Oregon Republican Senate candidate Monica Wehby on Tuesday night admitted to “mistakes” but pledged to “try to make things better” if elected Senator this fall.
In her victory speech, after easily defeating her primary challenger, state Rep. Jason Conger, Wehby addressed recent negative press she’s received surrounding messy details of her past romantic relationships.
"There have been a lot of vicious ugly personal attacks," Wehby said, according to local news station KGW. "Lord knows I am not perfect. I am like a lot of other Oregonians."
"I am a working mom ... I try my best, but in life we all make mistakes. And when I do I'm no different than the rest of you, I pick myself back up and I try to make things better. I promise you I'll do that as your senator."
She went on to knock Democrats for the focus on her personal life.
"But I do have a message for those national Democrats who were willing to shred my family for their own political gain: People are tired of your dirty tricks,” he said.
As the crowd cheered, Wehby declared: "We all know that the best way to defeat a bully is to stand up to him, and that is exactly what we are going to do. Tonight we are sending a message that this Senate race will not be decided by the kind of politics that people in this country are so tired of."
Wehby managed to pull out a win in the primary despite late-breaking news about her personal relationships. Politico reported this past weekend that Wehby’s ex-boyfriend, Andrew Miller, accused Wehby of “stalking” him in a police report filed last spring.
And on Monday, the Oregonian reported that Wehby’s ex-husband, Jim Grant, accused her of "ongoing harassment" in a Portland, Ore., police report when they were in the middle of their 2007 divorce.
But Oregon is an all-mail ballot state, and it seems the details emerged too late to reverse an early lead Wehby cemented over Conger.
She remains an underdog against Sen. Jeff MerkleyJeff MerkleyThe Hill’s Whip List: 32 Dems are against Trump’s Supreme Court nominee Dem senator accuses Trump of 'dangerous tilt towards authoritarianism' Overnight Regulation: Dems punch back in fight over CEO pay rule MORE (D) in the blue state, but on Tuesday night was defiant. Wehby slammed Merkley for voting with President Obama "95 percent of the time” and declared, "Oregonians don't agree with anyone 95 percent of the time."

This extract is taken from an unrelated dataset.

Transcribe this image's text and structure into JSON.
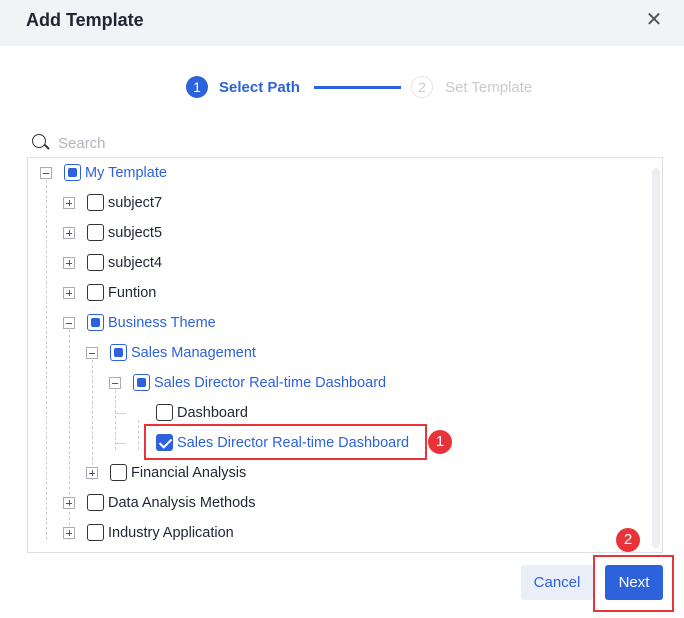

Wehby’s background as a pediatric neurosurgeon is part of what’s made her so appealing to national Republicans, and has been a selling point of her candidacy in the primary. She hinted that the theme would carry her through the general on Tuesday night.
“Keep your doctor, change your Senator,” Wehby implored the crowd.